--- Provided data ---

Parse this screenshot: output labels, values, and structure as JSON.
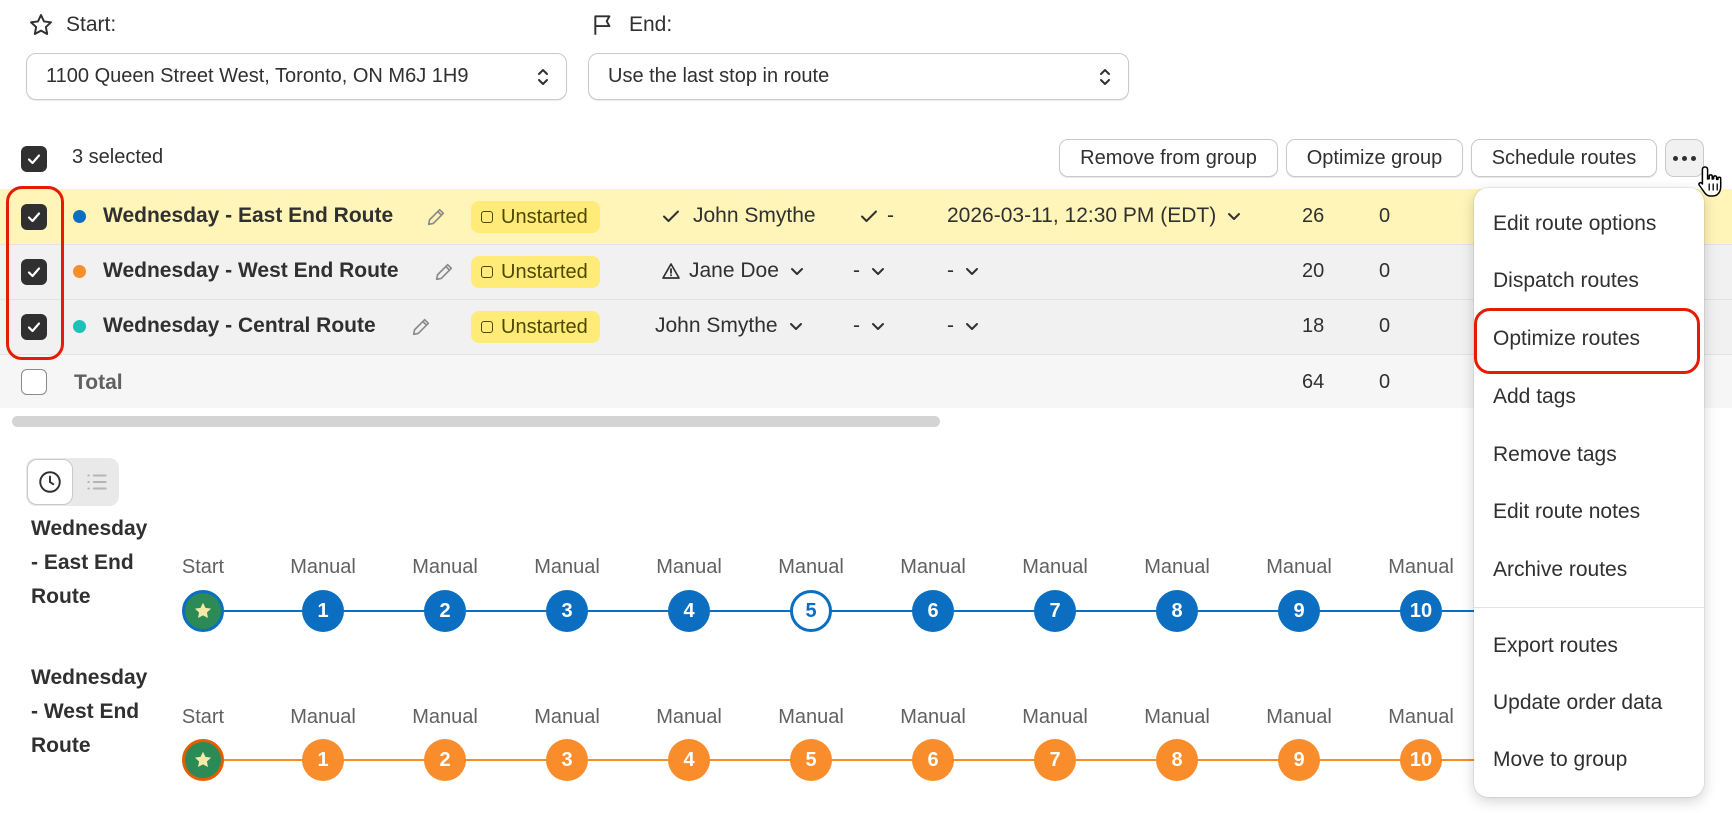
{
  "start": {
    "label": "Start:",
    "value": "1100 Queen Street West, Toronto, ON M6J 1H9"
  },
  "end": {
    "label": "End:",
    "value": "Use the last stop in route"
  },
  "selection": {
    "count_label": "3 selected"
  },
  "actions": {
    "remove_from_group": "Remove from group",
    "optimize_group": "Optimize group",
    "schedule_routes": "Schedule routes"
  },
  "routes": [
    {
      "color": "#0b6ec1",
      "name": "Wednesday - East End Route",
      "status": "Unstarted",
      "driver": "John Smythe",
      "vehicle": "-",
      "start_time": "2026-03-11, 12:30 PM (EDT)",
      "stops": "26",
      "second": "0"
    },
    {
      "color": "#f98c2b",
      "name": "Wednesday - West End Route",
      "status": "Unstarted",
      "driver": "Jane Doe",
      "vehicle": "-",
      "start_time": "-",
      "stops": "20",
      "second": "0"
    },
    {
      "color": "#1cc1b8",
      "name": "Wednesday - Central Route",
      "status": "Unstarted",
      "driver": "John Smythe",
      "vehicle": "-",
      "start_time": "-",
      "stops": "18",
      "second": "0"
    }
  ],
  "total": {
    "label": "Total",
    "stops": "64",
    "second": "0"
  },
  "timelines": [
    {
      "name_lines": [
        "Wednesday",
        "- East End",
        "Route"
      ],
      "color": "#0b6ec1",
      "start_label": "Start",
      "stop_caption": "Manual",
      "stops": [
        "1",
        "2",
        "3",
        "4",
        "5",
        "6",
        "7",
        "8",
        "9",
        "10"
      ]
    },
    {
      "name_lines": [
        "Wednesday",
        "- West End",
        "Route"
      ],
      "color": "#f98c2b",
      "start_label": "Start",
      "stop_caption": "Manual",
      "stops": [
        "1",
        "2",
        "3",
        "4",
        "5",
        "6",
        "7",
        "8",
        "9",
        "10"
      ]
    }
  ],
  "menu": {
    "items": [
      "Edit route options",
      "Dispatch routes",
      "Optimize routes",
      "Add tags",
      "Remove tags",
      "Edit route notes",
      "Archive routes",
      "Export routes",
      "Update order data",
      "Move to group"
    ]
  }
}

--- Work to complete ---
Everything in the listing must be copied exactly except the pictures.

--- The answer ---
Parse this screenshot: output labels, values, and structure as JSON.
{
  "start": {
    "label": "Start:",
    "value": "1100 Queen Street West, Toronto, ON M6J 1H9"
  },
  "end": {
    "label": "End:",
    "value": "Use the last stop in route"
  },
  "selection": {
    "count_label": "3 selected"
  },
  "actions": {
    "remove_from_group": "Remove from group",
    "optimize_group": "Optimize group",
    "schedule_routes": "Schedule routes"
  },
  "routes": [
    {
      "color": "#0b6ec1",
      "name": "Wednesday - East End Route",
      "status": "Unstarted",
      "driver": "John Smythe",
      "vehicle": "-",
      "start_time": "2026-03-11, 12:30 PM (EDT)",
      "stops": "26",
      "second": "0"
    },
    {
      "color": "#f98c2b",
      "name": "Wednesday - West End Route",
      "status": "Unstarted",
      "driver": "Jane Doe",
      "vehicle": "-",
      "start_time": "-",
      "stops": "20",
      "second": "0"
    },
    {
      "color": "#1cc1b8",
      "name": "Wednesday - Central Route",
      "status": "Unstarted",
      "driver": "John Smythe",
      "vehicle": "-",
      "start_time": "-",
      "stops": "18",
      "second": "0"
    }
  ],
  "total": {
    "label": "Total",
    "stops": "64",
    "second": "0"
  },
  "timelines": [
    {
      "name_lines": [
        "Wednesday",
        "- East End",
        "Route"
      ],
      "color": "#0b6ec1",
      "start_label": "Start",
      "stop_caption": "Manual",
      "stops": [
        "1",
        "2",
        "3",
        "4",
        "5",
        "6",
        "7",
        "8",
        "9",
        "10"
      ]
    },
    {
      "name_lines": [
        "Wednesday",
        "- West End",
        "Route"
      ],
      "color": "#f98c2b",
      "start_label": "Start",
      "stop_caption": "Manual",
      "stops": [
        "1",
        "2",
        "3",
        "4",
        "5",
        "6",
        "7",
        "8",
        "9",
        "10"
      ]
    }
  ],
  "menu": {
    "items": [
      "Edit route options",
      "Dispatch routes",
      "Optimize routes",
      "Add tags",
      "Remove tags",
      "Edit route notes",
      "Archive routes",
      "Export routes",
      "Update order data",
      "Move to group"
    ]
  }
}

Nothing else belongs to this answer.